If Labour's to contest this election, the party might want to get cracking and get some policy out there.
At the moment National is routinely stealing Labour's thunder, trodding all over the party and in some cases, stealing what traditionally would be Labour party policies.
Labour promised 1000 more police. National went one better, promising around 1,250, albeit over four years.
Pay equity. The government's accepted the process by which pay equity claims can be heard. That's cause for celebration for many, not least the unions.
Medicinal marijuana. Suddenly, in election year, and in the wake of the late Helen Kelly's lobbying for fair access to the drug, the prescription laws have been loosened.
National's upped the refugee quota too, by 250. Not enough in the opinion of some humanitarian agencies, but enough to be seen to be doing something in the current climate.
You'll remember too, National increased working for families - they raised benefit rates for families with children by $25 a week. Inflation-adjustments aside, that was the first increase in benefits since 1977.
Remember too, mid last year, Steven Joyce did an about-turn and said the government would no longer take a $92 million dividend from Housing New Zealand. Instead, National would build more state houses.
That was a bolter. And Labour would argue, a direct hit on their policy which wouldn't require Housing New Zealand to be profitable.
They introduced the brightline test too - investment properties flicked off within two years would trigger a capital gains tax.
And there was a limp-wristed attempt to monitor foreign buyer levels too. It was designed to placate the public and to a certain degree Labour, but requiring foreign buyers to register with the IRD doesn't give an accurate picture of the level of foreign buyers.
It excludes trusts. It excludes foreigners who sell to foreigners. Overseas buyers can purchase properties through their children studying here, etc.
All of this said, National's great failing is housing. We just shouldn't be in the mess we're in. They've been in government for 8 years and they're still banging on about it being an issue of supply - which it is - but progress has been hindered by a number of issues, not least a dysfunctional relationship between central and local government in Auckland. Labour has tried, but failed to use this to their advantage.
Of course, Labour doesn't have a mortgage on any of these policies. But they are policies that would traditionally be on the call-card of the left.
And so what is Labour left to politic on? What will be Labour's big election 2017 policy? And how can they position that policy or policies so that National can't steal them out from underneath them?

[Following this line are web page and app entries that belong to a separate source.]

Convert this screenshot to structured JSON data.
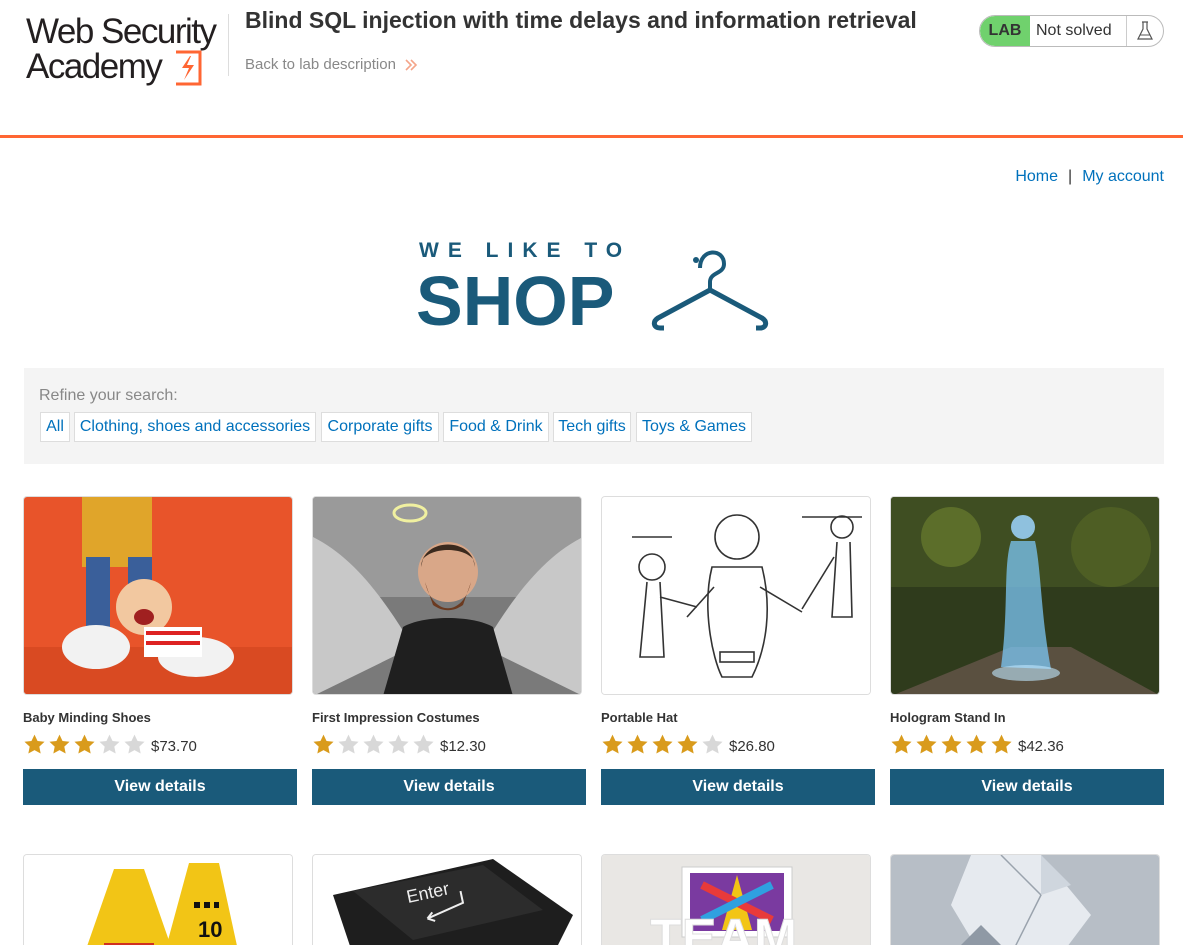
{
  "academy": {
    "logo_line1": "Web Security",
    "logo_line2": "Academy",
    "lab_title": "Blind SQL injection with time delays and information retrieval",
    "back_link": "Back to lab description",
    "lab_badge": "LAB",
    "lab_status": "Not solved"
  },
  "nav": {
    "home": "Home",
    "separator": "|",
    "my_account": "My account"
  },
  "banner": {
    "line1": "WE LIKE TO",
    "line2": "SHOP"
  },
  "filters": {
    "label": "Refine your search:",
    "categories": [
      "All",
      "Clothing, shoes and accessories",
      "Corporate gifts",
      "Food & Drink",
      "Tech gifts",
      "Toys & Games"
    ]
  },
  "products": [
    {
      "name": "Baby Minding Shoes",
      "rating": 3,
      "price": "$73.70",
      "button": "View details"
    },
    {
      "name": "First Impression Costumes",
      "rating": 1,
      "price": "$12.30",
      "button": "View details"
    },
    {
      "name": "Portable Hat",
      "rating": 4,
      "price": "$26.80",
      "button": "View details"
    },
    {
      "name": "Hologram Stand In",
      "rating": 5,
      "price": "$42.36",
      "button": "View details"
    }
  ],
  "row2_images": [
    "caution-signs-image",
    "enter-key-image",
    "team-sign-image",
    "origami-image"
  ],
  "colors": {
    "accent_orange": "#ff6633",
    "lab_green": "#70d16d",
    "brand_blue": "#1a5a7a",
    "link_blue": "#0071bc",
    "star_gold": "#d99b1c"
  }
}
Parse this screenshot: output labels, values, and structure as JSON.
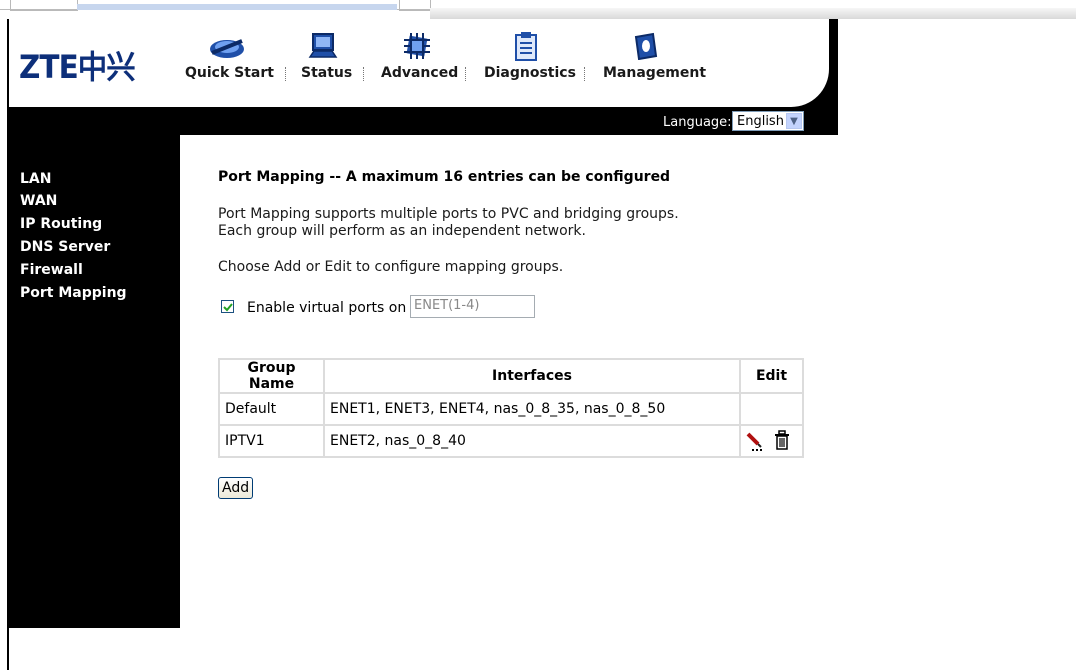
{
  "logo": {
    "text": "ZTE中兴"
  },
  "nav": [
    {
      "label": "Quick Start",
      "icon": "quick-start-icon"
    },
    {
      "label": "Status",
      "icon": "status-icon"
    },
    {
      "label": "Advanced",
      "icon": "advanced-icon"
    },
    {
      "label": "Diagnostics",
      "icon": "diagnostics-icon"
    },
    {
      "label": "Management",
      "icon": "management-icon"
    }
  ],
  "language": {
    "label": "Language:",
    "selected": "English"
  },
  "sidebar": {
    "items": [
      "LAN",
      "WAN",
      "IP Routing",
      "DNS Server",
      "Firewall",
      "Port Mapping"
    ]
  },
  "main": {
    "title": "Port Mapping -- A maximum 16 entries can be configured",
    "desc_line1": "Port Mapping supports multiple ports to PVC and bridging groups.",
    "desc_line2": "Each group will perform as an independent network.",
    "instruction": "Choose Add or Edit to configure mapping groups.",
    "virtual_ports": {
      "label": "Enable virtual ports on",
      "value": "ENET(1-4)",
      "checked": true
    },
    "table": {
      "headers": [
        "Group Name",
        "Interfaces",
        "Edit"
      ],
      "rows": [
        {
          "group": "Default",
          "interfaces": "ENET1, ENET3, ENET4, nas_0_8_35, nas_0_8_50"
        },
        {
          "group": "IPTV1",
          "interfaces": "ENET2, nas_0_8_40"
        }
      ]
    },
    "add_label": "Add"
  },
  "colors": {
    "brand": "#0d2f7a",
    "header_bg": "#000000",
    "nav_icon": "#1f4fa8"
  }
}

Labour's running out of options and running out of time. What's left? What can they campaign on? Rising inequality? Child poverty? Will they have another go at housing?
It's anyone's guess really, and possibly Labour's still trying to guess too.